**Task description**
Filter the data below, keeping only lines that contain "title".

**Provided records**
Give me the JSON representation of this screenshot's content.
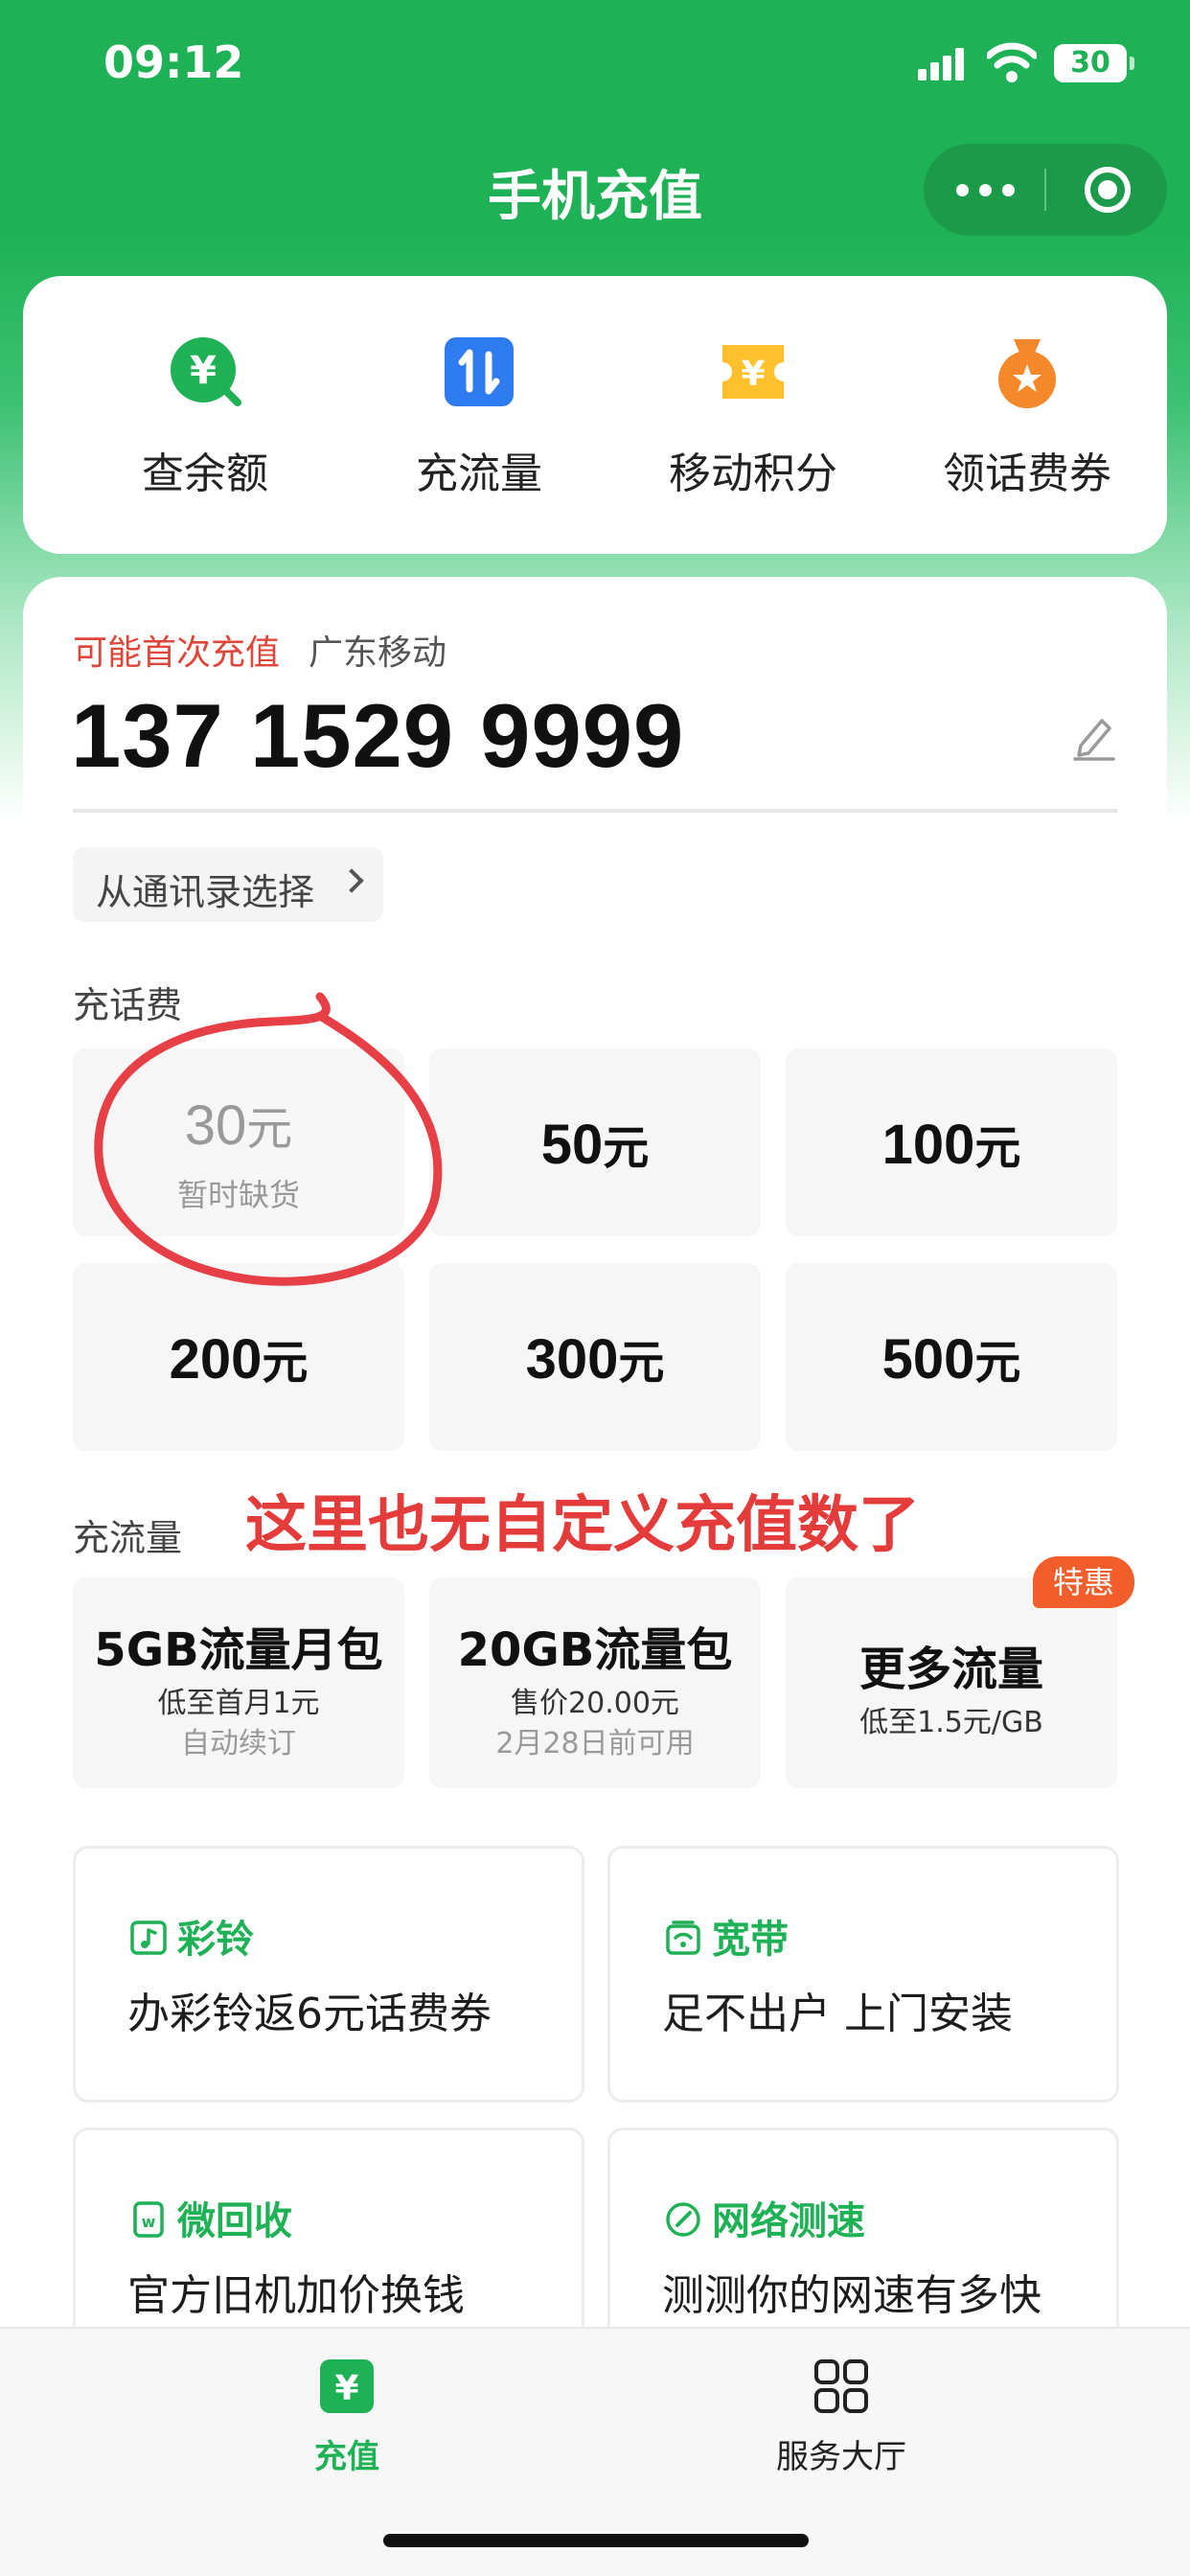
{
  "status": {
    "time": "09:12",
    "battery": "30"
  },
  "header": {
    "title": "手机充值"
  },
  "quick_actions": [
    {
      "label": "查余额",
      "icon": "balance-icon"
    },
    {
      "label": "充流量",
      "icon": "data-transfer-icon"
    },
    {
      "label": "移动积分",
      "icon": "points-ticket-icon"
    },
    {
      "label": "领话费券",
      "icon": "coupon-bag-icon"
    }
  ],
  "account": {
    "hint": "可能首次充值",
    "carrier": "广东移动",
    "phone": "137 1529 9999",
    "contacts_label": "从通讯录选择"
  },
  "topup": {
    "section_label": "充话费",
    "unit": "元",
    "amounts": [
      {
        "value": "30",
        "note": "暂时缺货",
        "available": false
      },
      {
        "value": "50",
        "available": true
      },
      {
        "value": "100",
        "available": true
      },
      {
        "value": "200",
        "available": true
      },
      {
        "value": "300",
        "available": true
      },
      {
        "value": "500",
        "available": true
      }
    ]
  },
  "annotation": "这里也无自定义充值数了",
  "data_plans": {
    "section_label": "充流量",
    "badge": "特惠",
    "items": [
      {
        "title": "5GB流量月包",
        "sub": "低至首月1元",
        "note": "自动续订"
      },
      {
        "title": "20GB流量包",
        "sub": "售价20.00元",
        "note": "2月28日前可用"
      },
      {
        "title": "更多流量",
        "sub": "低至1.5元/GB"
      }
    ]
  },
  "services": [
    {
      "title": "彩铃",
      "desc": "办彩铃返6元话费券",
      "icon": "ringtone-icon"
    },
    {
      "title": "宽带",
      "desc": "足不出户 上门安装",
      "icon": "broadband-router-icon"
    },
    {
      "title": "微回收",
      "desc": "官方旧机加价换钱",
      "icon": "recycle-phone-icon"
    },
    {
      "title": "网络测速",
      "desc": "测测你的网速有多快",
      "icon": "speed-gauge-icon"
    }
  ],
  "tabbar": [
    {
      "label": "充值",
      "icon": "yuan-icon",
      "active": true
    },
    {
      "label": "服务大厅",
      "icon": "grid-icon",
      "active": false
    }
  ],
  "colors": {
    "brand": "#1fb155",
    "alert": "#e0453a",
    "badge": "#f25d2c"
  }
}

**Output below**
    "title": "手机充值"
        "title": "5GB流量月包",
        "title": "20GB流量包",
        "title": "更多流量",
      "title": "彩铃",
      "title": "宽带",
      "title": "微回收",
      "title": "网络测速",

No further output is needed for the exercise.